Entries from a dataset of interfaces
┄┄┄┄┄┄
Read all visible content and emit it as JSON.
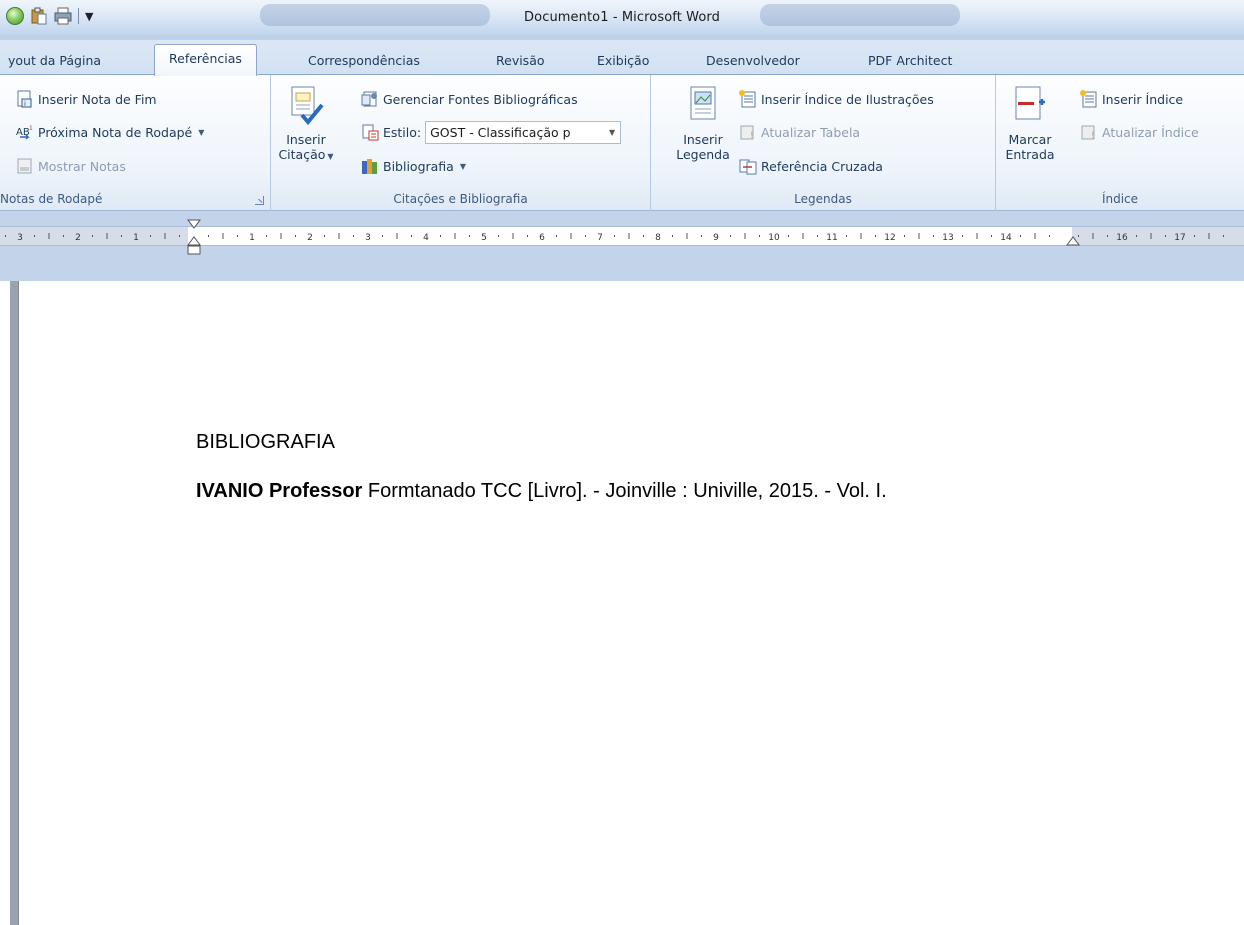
{
  "window": {
    "title": "Documento1  -  Microsoft Word"
  },
  "quick_access": {
    "icons": [
      "office-orb-icon",
      "paste-icon",
      "print-icon",
      "customize-dropdown-icon"
    ]
  },
  "tabs": [
    {
      "label": "yout da Página",
      "active": false
    },
    {
      "label": "Referências",
      "active": true
    },
    {
      "label": "Correspondências",
      "active": false
    },
    {
      "label": "Revisão",
      "active": false
    },
    {
      "label": "Exibição",
      "active": false
    },
    {
      "label": "Desenvolvedor",
      "active": false
    },
    {
      "label": "PDF Architect",
      "active": false
    }
  ],
  "ribbon": {
    "footnotes": {
      "label": "Notas de Rodapé",
      "insert_endnote": "Inserir Nota de Fim",
      "next_footnote": "Próxima Nota de Rodapé",
      "show_notes": "Mostrar Notas"
    },
    "citations": {
      "label": "Citações e Bibliografia",
      "insert_citation_line1": "Inserir",
      "insert_citation_line2": "Citação",
      "manage_sources": "Gerenciar Fontes Bibliográficas",
      "style_label": "Estilo:",
      "style_value": "GOST - Classificação p",
      "bibliography": "Bibliografia"
    },
    "captions": {
      "label": "Legendas",
      "insert_caption_line1": "Inserir",
      "insert_caption_line2": "Legenda",
      "insert_table_of_figures": "Inserir Índice de Ilustrações",
      "update_table": "Atualizar Tabela",
      "cross_reference": "Referência Cruzada"
    },
    "index": {
      "label": "Índice",
      "mark_entry_line1": "Marcar",
      "mark_entry_line2": "Entrada",
      "insert_index": "Inserir Índice",
      "update_index": "Atualizar Índice"
    }
  },
  "ruler": {
    "left_labels": [
      "3",
      "2",
      "1"
    ],
    "right_labels": [
      "1",
      "2",
      "3",
      "4",
      "5",
      "6",
      "7",
      "8",
      "9",
      "10",
      "11",
      "12",
      "13",
      "14",
      "16",
      "17"
    ]
  },
  "document": {
    "heading": "BIBLIOGRAFIA",
    "entry_author": "IVANIO Professor",
    "entry_rest": " Formtanado TCC [Livro]. - Joinville : Univille, 2015. - Vol. I."
  }
}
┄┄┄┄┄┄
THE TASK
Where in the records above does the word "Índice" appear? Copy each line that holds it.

EXERCISE OUTPUT
      "insert_table_of_figures": "Inserir Índice de Ilustrações",
      "label": "Índice",
      "insert_index": "Inserir Índice",
      "update_index": "Atualizar Índice"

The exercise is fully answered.